▶ [PROBLEM TO SOLVE]: List all lines of the data containing the word "text".

[Records excerpted from a collection]
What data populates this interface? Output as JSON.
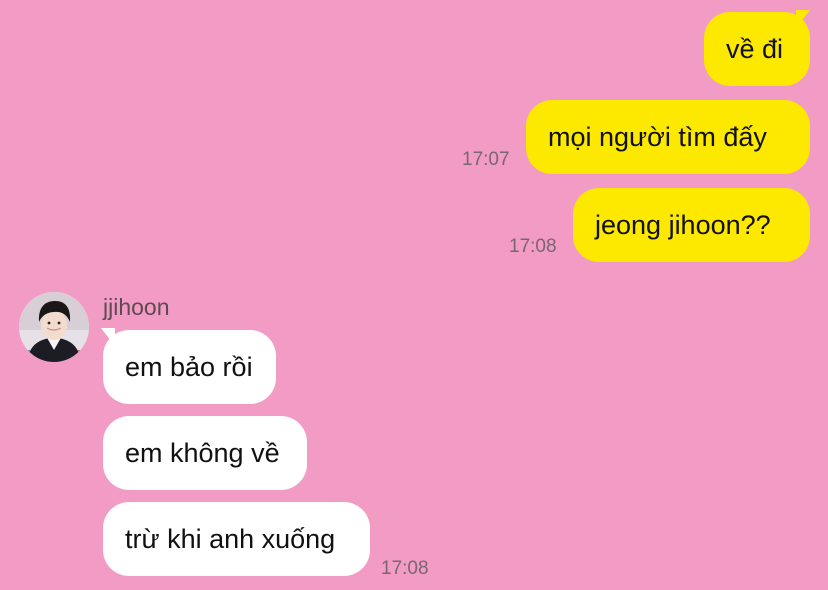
{
  "chat": {
    "outgoing": [
      {
        "text": "về đi",
        "time": ""
      },
      {
        "text": "mọi người tìm đấy",
        "time": "17:07"
      },
      {
        "text": "jeong jihoon??",
        "time": "17:08"
      }
    ],
    "contact": {
      "name": "jjihoon",
      "avatar_icon": "profile-photo"
    },
    "incoming": [
      {
        "text": "em bảo rồi",
        "time": ""
      },
      {
        "text": "em không về",
        "time": ""
      },
      {
        "text": "trừ khi anh xuống",
        "time": "17:08"
      }
    ]
  },
  "colors": {
    "background": "#f29bc4",
    "outgoing_bubble": "#fde800",
    "incoming_bubble": "#ffffff",
    "timestamp": "#7a6670"
  }
}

▶ [EXERCISE OUTPUT]:
        "text": "về đi",
        "text": "mọi người tìm đấy",
        "text": "jeong jihoon??",
        "text": "em bảo rồi",
        "text": "em không về",
        "text": "trừ khi anh xuống",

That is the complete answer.